◆ **WHAT YOU WILL DO**: What lines in the listing below hold the string "chevron"? Please copy them out.

◆ **DATA SHOWN**:
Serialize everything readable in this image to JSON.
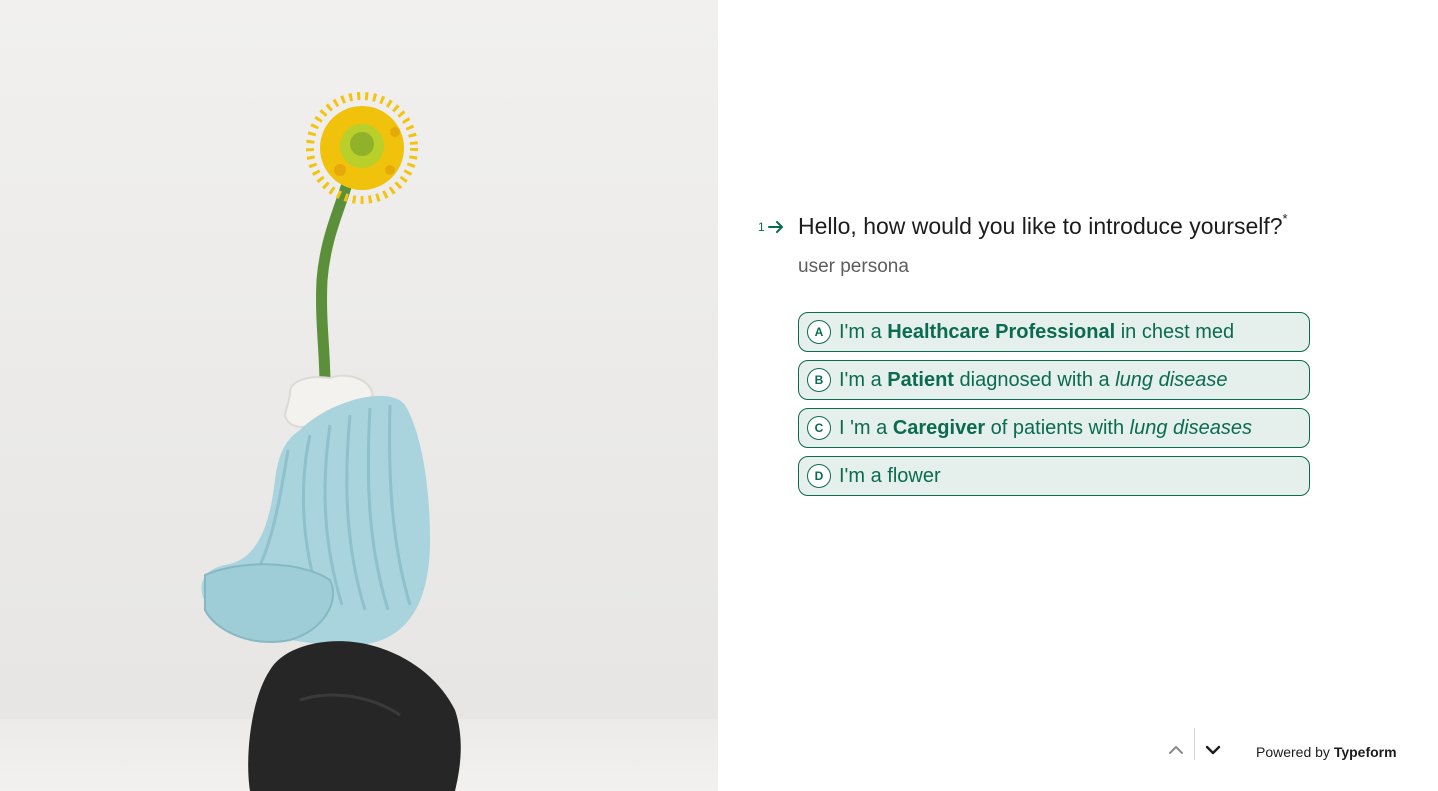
{
  "question": {
    "number": "1",
    "arrow_icon": "arrow-right-icon",
    "title": "Hello, how would you like to introduce yourself?",
    "required_mark": "*",
    "description": "user persona"
  },
  "choices": [
    {
      "key": "A",
      "pre": "I'm a ",
      "bold": "Healthcare Professional",
      "mid": " in chest med",
      "italic": ""
    },
    {
      "key": "B",
      "pre": "I'm a ",
      "bold": "Patient",
      "mid": " diagnosed with a ",
      "italic": "lung disease"
    },
    {
      "key": "C",
      "pre": "I 'm a ",
      "bold": "Caregiver",
      "mid": " of patients with ",
      "italic": "lung diseases"
    },
    {
      "key": "D",
      "pre": "I'm a flower",
      "bold": "",
      "mid": "",
      "italic": ""
    }
  ],
  "footer": {
    "powered_prefix": "Powered by ",
    "brand": "Typeform",
    "nav_up_icon": "chevron-up-icon",
    "nav_down_icon": "chevron-down-icon"
  },
  "colors": {
    "accent": "#0b6b50",
    "choice_bg": "#e5efec",
    "text": "#1c1c1c"
  }
}
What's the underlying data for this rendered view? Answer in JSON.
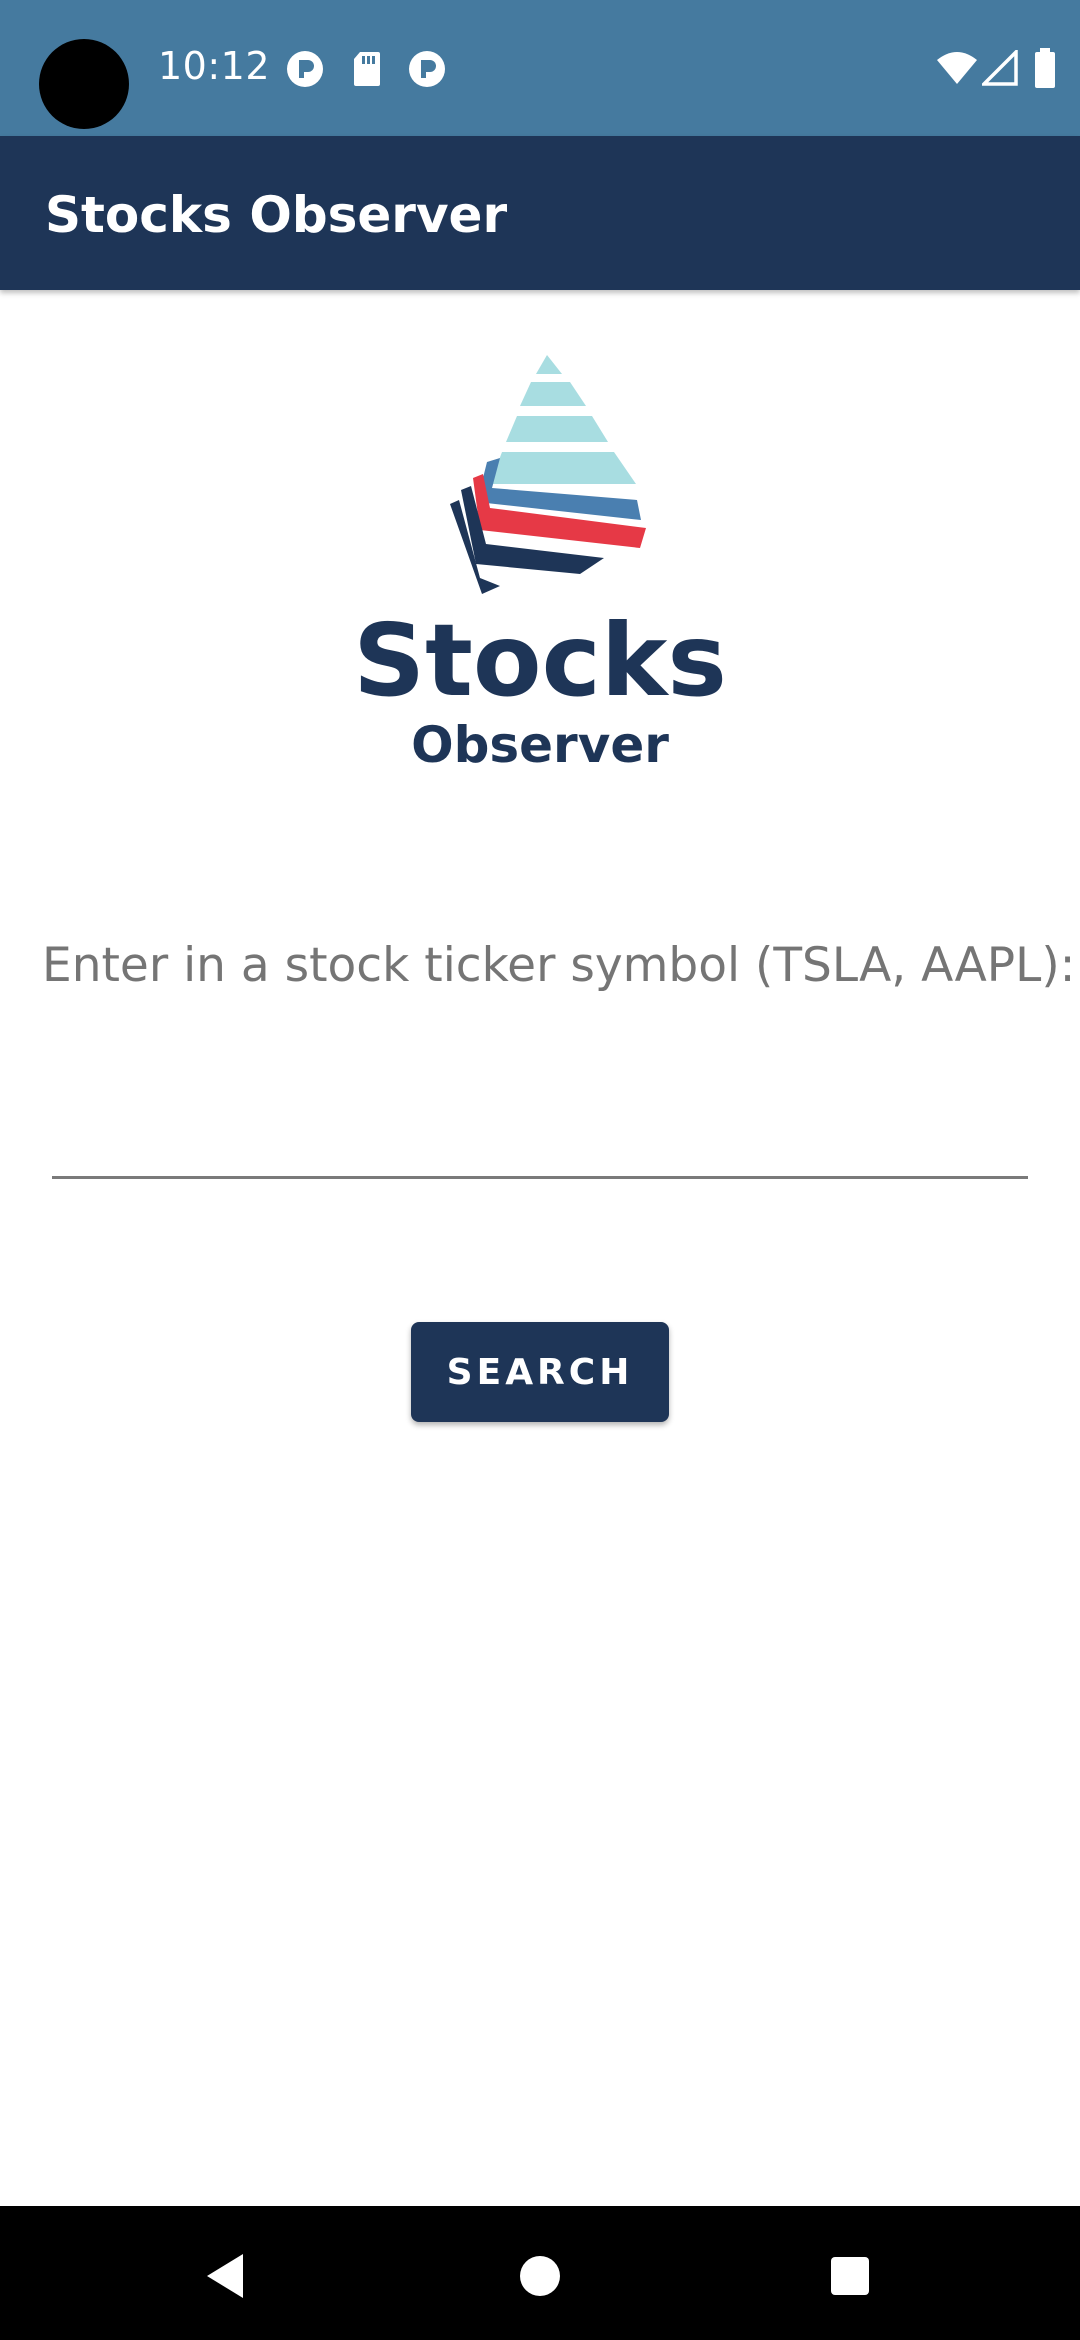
{
  "status_bar": {
    "time": "10:12",
    "icons": [
      "camera-cutout",
      "notification-p-icon",
      "sd-card-icon",
      "notification-p-icon",
      "wifi-icon",
      "cellular-signal-icon",
      "battery-icon"
    ]
  },
  "app_bar": {
    "title": "Stocks Observer"
  },
  "logo": {
    "word1": "Stocks",
    "word2": "Observer"
  },
  "form": {
    "prompt": "Enter in a stock ticker symbol (TSLA, AAPL):",
    "input_value": "",
    "input_placeholder": "",
    "search_label": "SEARCH"
  },
  "nav_bar": {
    "buttons": [
      "back-icon",
      "home-icon",
      "recents-icon"
    ]
  },
  "colors": {
    "status_bar": "#457a9f",
    "app_bar": "#1e3557",
    "button": "#1e3557",
    "logo_light": "#a8dde1",
    "logo_mid": "#4a7fb0",
    "logo_red": "#e63946",
    "logo_dark": "#1e3557"
  }
}
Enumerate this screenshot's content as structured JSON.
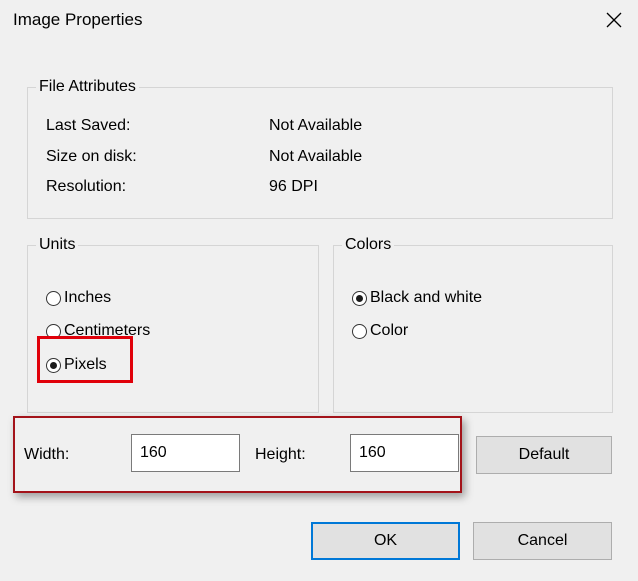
{
  "dialog": {
    "title": "Image Properties",
    "close_icon": "close-icon"
  },
  "file_attributes": {
    "legend": "File Attributes",
    "rows": [
      {
        "label": "Last Saved:",
        "value": "Not Available"
      },
      {
        "label": "Size on disk:",
        "value": "Not Available"
      },
      {
        "label": "Resolution:",
        "value": "96 DPI"
      }
    ]
  },
  "units": {
    "legend": "Units",
    "options": [
      {
        "label": "Inches",
        "checked": false
      },
      {
        "label": "Centimeters",
        "checked": false
      },
      {
        "label": "Pixels",
        "checked": true
      }
    ]
  },
  "colors": {
    "legend": "Colors",
    "options": [
      {
        "label": "Black and white",
        "checked": true
      },
      {
        "label": "Color",
        "checked": false
      }
    ]
  },
  "size": {
    "width_label": "Width:",
    "width_value": "160",
    "height_label": "Height:",
    "height_value": "160"
  },
  "buttons": {
    "default_label": "Default",
    "ok_label": "OK",
    "cancel_label": "Cancel"
  },
  "theme": {
    "accent": "#0078d7",
    "highlight_red": "#e0000a"
  }
}
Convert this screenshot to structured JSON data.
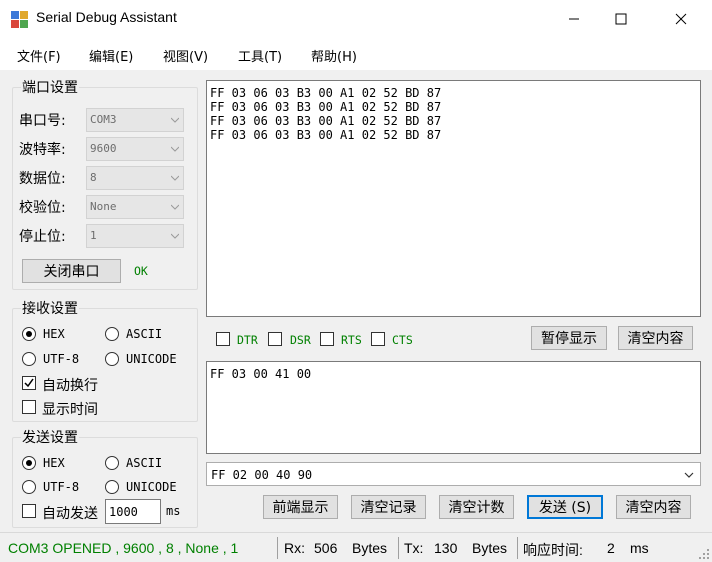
{
  "window": {
    "title": "Serial Debug Assistant"
  },
  "menu": [
    "文件(F)",
    "编辑(E)",
    "视图(V)",
    "工具(T)",
    "帮助(H)"
  ],
  "port": {
    "group_title": "端口设置",
    "port_label": "串口号:",
    "port_value": "COM3",
    "baud_label": "波特率:",
    "baud_value": "9600",
    "data_label": "数据位:",
    "data_value": "8",
    "parity_label": "校验位:",
    "parity_value": "None",
    "stop_label": "停止位:",
    "stop_value": "1",
    "close_button": "关闭串口",
    "status": "OK"
  },
  "receive": {
    "group_title": "接收设置",
    "hex": "HEX",
    "ascii": "ASCII",
    "utf8": "UTF-8",
    "unicode": "UNICODE",
    "auto_wrap": "自动换行",
    "show_time": "显示时间",
    "selected": "HEX",
    "auto_wrap_checked": true,
    "show_time_checked": false
  },
  "send": {
    "group_title": "发送设置",
    "hex": "HEX",
    "ascii": "ASCII",
    "utf8": "UTF-8",
    "unicode": "UNICODE",
    "auto_send": "自动发送",
    "interval": "1000",
    "unit": "ms",
    "selected": "HEX",
    "auto_send_checked": false
  },
  "recv_lines": [
    "FF 03 06 03 B3 00 A1 02 52 BD 87",
    "FF 03 06 03 B3 00 A1 02 52 BD 87",
    "FF 03 06 03 B3 00 A1 02 52 BD 87",
    "FF 03 06 03 B3 00 A1 02 52 BD 87"
  ],
  "signals": [
    "DTR",
    "DSR",
    "RTS",
    "CTS"
  ],
  "pause_button": "暂停显示",
  "clear_content_button": "清空内容",
  "send_text": "FF 03 00 41 00",
  "history_value": "FF 02 00 40 90",
  "actions": {
    "prev_display": "前端显示",
    "clear_record": "清空记录",
    "clear_count": "清空计数",
    "send": "发送 (S)",
    "clear_content": "清空内容"
  },
  "statusbar": {
    "conn": "COM3 OPENED , 9600 , 8 , None , 1",
    "rx_label": "Rx:",
    "rx_value": "506",
    "rx_unit": "Bytes",
    "tx_label": "Tx:",
    "tx_value": "130",
    "tx_unit": "Bytes",
    "resp_label": "响应时间:",
    "resp_value": "2",
    "resp_unit": "ms"
  },
  "colors": {
    "accent": "#0078d7",
    "ok_green": "#008000",
    "status_green": "#008000"
  }
}
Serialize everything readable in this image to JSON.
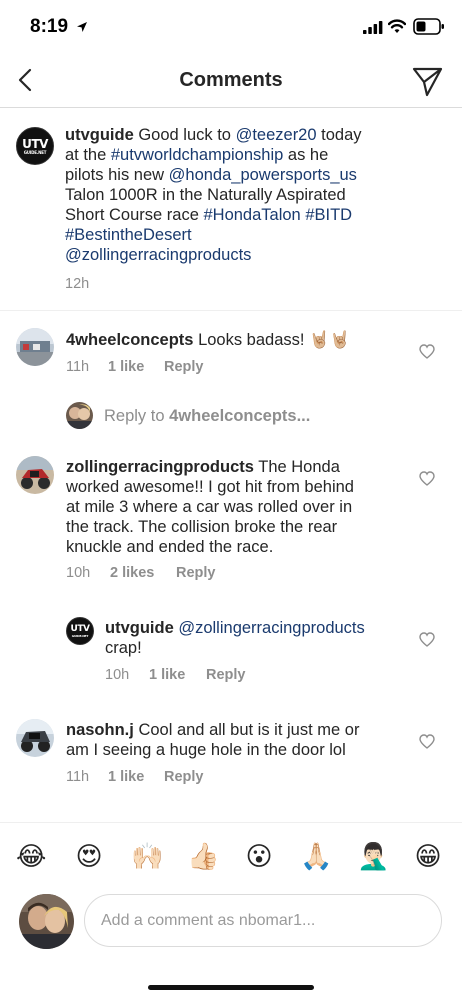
{
  "status_bar": {
    "time": "8:19"
  },
  "header": {
    "title": "Comments"
  },
  "caption": {
    "username": "utvguide",
    "logo_text": "UTV",
    "logo_sub": "GUIDE.NET",
    "lines": [
      [
        {
          "t": "Good luck to "
        },
        {
          "t": "@teezer20",
          "link": true
        },
        {
          "t": " today"
        }
      ],
      [
        {
          "t": "at the "
        },
        {
          "t": "#utvworldchampionship",
          "link": true
        },
        {
          "t": " as he"
        }
      ],
      [
        {
          "t": "pilots his new "
        },
        {
          "t": "@honda_powersports_us",
          "link": true
        }
      ],
      [
        {
          "t": "Talon 1000R in the Naturally Aspirated"
        }
      ],
      [
        {
          "t": "Short Course race "
        },
        {
          "t": "#HondaTalon",
          "link": true
        },
        {
          "t": " "
        },
        {
          "t": "#BITD",
          "link": true
        }
      ],
      [
        {
          "t": "#BestintheDesert",
          "link": true
        }
      ],
      [
        {
          "t": "@zollingerracingproducts",
          "link": true
        }
      ]
    ],
    "time": "12h"
  },
  "comments": [
    {
      "username": "4wheelconcepts",
      "first_line": "Looks badass! 🤘🏼🤘🏼",
      "time": "11h",
      "likes": "1 like",
      "reply": "Reply"
    },
    {
      "username": "zollingerracingproducts",
      "first_line": "The Honda",
      "more_lines": [
        "worked awesome!! I got hit from behind",
        "at mile 3 where a car was rolled over in",
        "the track. The collision broke the rear",
        "knuckle and ended the race."
      ],
      "time": "10h",
      "likes": "2 likes",
      "reply": "Reply"
    },
    {
      "username": "nasohn.j",
      "first_line": "Cool and all but is it just me or",
      "more_lines": [
        "am I seeing a huge hole in the door lol"
      ],
      "time": "11h",
      "likes": "1 like",
      "reply": "Reply"
    }
  ],
  "reply_prompt": {
    "prefix": "Reply to ",
    "target": "4wheelconcepts..."
  },
  "reply": {
    "username": "utvguide",
    "mention": "@zollingerracingproducts",
    "text": "crap!",
    "time": "10h",
    "likes": "1 like",
    "reply": "Reply"
  },
  "emojis": [
    "😂",
    "😍",
    "🙌🏻",
    "👍🏻",
    "😮",
    "🙏🏻",
    "🤦🏻‍♂️",
    "😁"
  ],
  "input": {
    "placeholder": "Add a comment as nbomar1..."
  }
}
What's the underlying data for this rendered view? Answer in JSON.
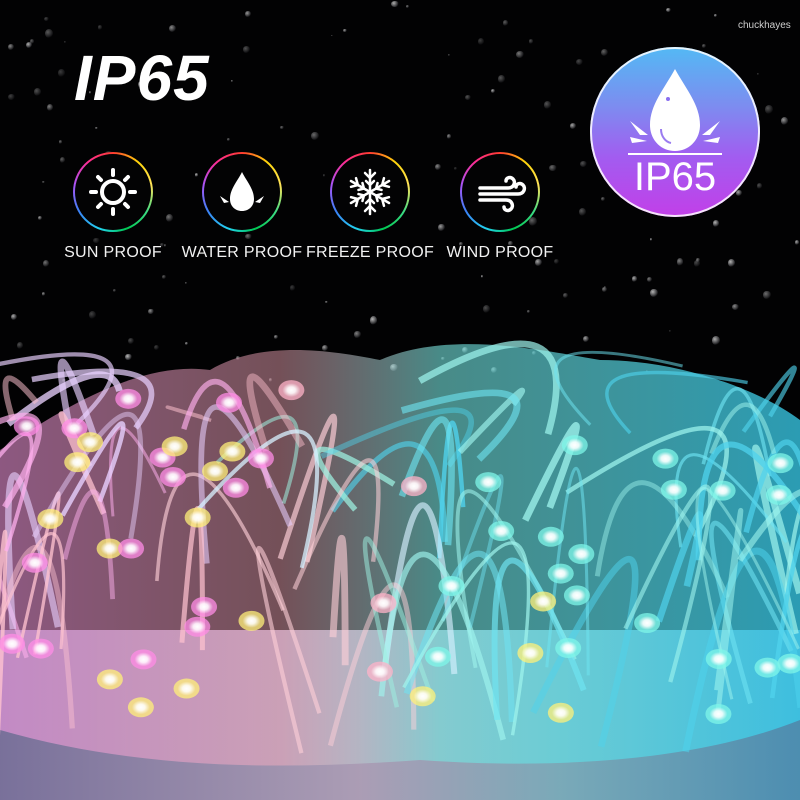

◆ **RESULT**:
    "nav_up_icon": "chevron-up-icon",
    "nav_down_icon": "chevron-down-icon"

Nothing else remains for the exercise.